- encompassing preoccupation with one or more stereotyped and restricted patterns of interest that is abnormal either in intensity or focus
- apparently inflexible adherence to specific, nonfunctional routines or rituals
- stereotyped and repetitive motor mannerisms (e.g., hand or finger flapping or twisting, or complex whole-body movements)
- persistent preoccupation with parts of objects
Repetitive behaviors in autism can vary radically from person to person, and can range from passionate and inflexible interest in a particular subject to violent self-destructive behaviors, such as head banging. Some people on the autism spectrum engage in repetitive behaviors constantly, while others only occasionally perseverate when they're stressed, anxious or upset.
Of course, perseverative behaviors are not unique to people with autism. Most people engage in some such behaviors -- nail biting, pacing, pencil or toe tapping, compulsive cleaning, or even a "need" to watch the same TV shows or sporting events without fail are all forms of perseveration.
For some people with autism, the problem of perseveration is really no problem at all, since it only arises at the same times as it would for other people (usually under stress) and the behaviors are fairly unobtrusive. Perseveration can even be a plus for people with autism, since it may relate to a passionate interest that can lead to friendships or even careers.

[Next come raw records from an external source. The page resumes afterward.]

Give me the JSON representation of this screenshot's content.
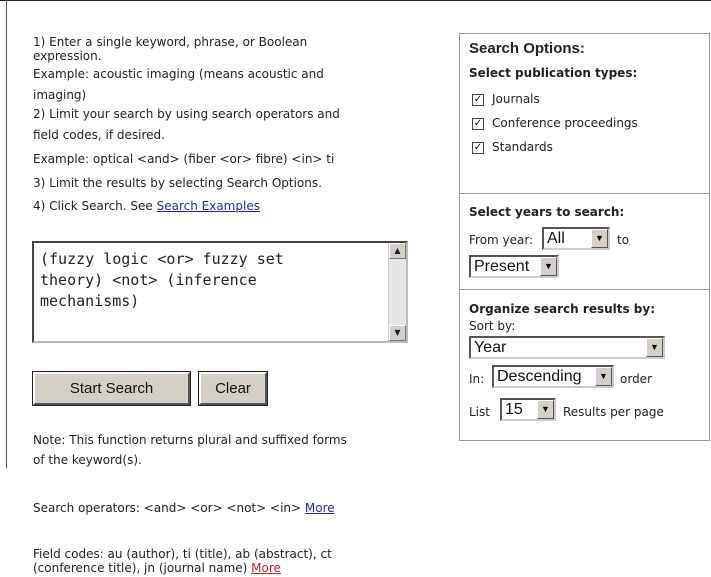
{
  "instructions": {
    "line1": "1) Enter a single keyword, phrase, or Boolean",
    "line2": "expression.",
    "line3": "Example: acoustic imaging (means acoustic and",
    "line4": "imaging)",
    "line5": "2) Limit your search by using search operators and",
    "line6": "field codes, if desired.",
    "line7": "Example: optical <and> (fiber <or> fibre) <in> ti",
    "line8": "3) Limit the results by selecting Search Options.",
    "line9_prefix": "4) Click Search. See ",
    "search_examples_link": "Search Examples"
  },
  "query": {
    "value": "(fuzzy logic <or> fuzzy set\ntheory) <not> (inference\nmechanisms)"
  },
  "buttons": {
    "start_search": "Start Search",
    "clear": "Clear"
  },
  "notes": {
    "note_line1": "Note: This function returns plural and suffixed forms",
    "note_line2": "of the keyword(s).",
    "operators_prefix": "Search operators: <and> <or> <not> <in> ",
    "operators_more": "More",
    "fields_line1": "Field codes: au (author), ti (title), ab (abstract), ct",
    "fields_line2_prefix": "(conference title), jn (journal name) ",
    "fields_more": "More"
  },
  "search_options": {
    "title": "Search Options:",
    "pub_types_label": "Select publication types:",
    "pub_types": [
      {
        "label": "Journals",
        "checked": true
      },
      {
        "label": "Conference proceedings",
        "checked": true
      },
      {
        "label": "Standards",
        "checked": true
      }
    ],
    "years_label": "Select years to search:",
    "from_year_label": "From year:",
    "from_year_value": "All",
    "to_label": "to",
    "to_year_value": "Present",
    "organize_label": "Organize search results by:",
    "sort_by_label": "Sort by:",
    "sort_by_value": "Year",
    "in_label": "In:",
    "order_value": "Descending",
    "order_label": "order",
    "list_label": "List",
    "list_value": "15",
    "results_per_page_label": "Results per page"
  }
}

An individual who is perseverative in his interest in computer games, for example, can join gaming clubs -- and even create games of his own.
For many people with autism, though, perseveration or repetitive behavior is not only disturbing to others, but it's also a major roadblock to communication with others and engagement in the world. A person who compulsively flicks his hands to the exclusion of anything else is clearly unable to attend to the world around him or take part in real-world activities.
Causes of and Treatments for Repetitive Behaviors in AutismNo one really knows what causes perseveration in people with autism, though there are a variety of theories. Depending on the theory you espouse, you are likely to select a particular treatment. Some treatments have been more fully researched than others, but all have had some success with some individuals and less success with others. For example:
- If you believe perseveration is a behavioral issue, you are likely to use behavioral techniques (rewards and, in some cases, consequences) to "extinguish" the behavior.
- If you believe repetitive behaviors are a self-calming technique used to block out too much sensory input, you are likely to use sensory integration techniques to help the individual self-calm and regain a sense of control.
- If you believe perseveration is a manifestation of real interests on the part of the person with autism, you are likely to use therapeutic techniques such as Floortime or SonRise to connect with the autistic individual and help him turn perseverative actions into meaningful activities. For example, a person who lines up toy engines can often turn his repetitive actions into symbolic play, and can even build on his perseverative interest to develop social skills.
- If you believe perseverative behavior is caused by anxiety or a chemical or neurological issue, you are likely to attempt to control the behaviors through the use of pharmacotherapy.
- Explore other symptoms of autism with the Autism Symptoms Checklist
- Learn about different Types of Autism
- Find out How Doctors Screen for and Diagnose Autism
BA Boyd et al. Sensory features and repetitive behaviors in children with autism and developmental delays. Autism Res. Apr;3(2):78-87. (2010)
LN Britton et al. The efficacy of noncontingent reinforcement as treatment for automatically reinforced stereotypy. Behavioral Interventions. 17, 93-103.(2002)
Mark Lewis et al. Repetitive behavior disorders in autism. Mental Retardation and Developmental Disabilities Research Reviews. 4:80-89 (1998)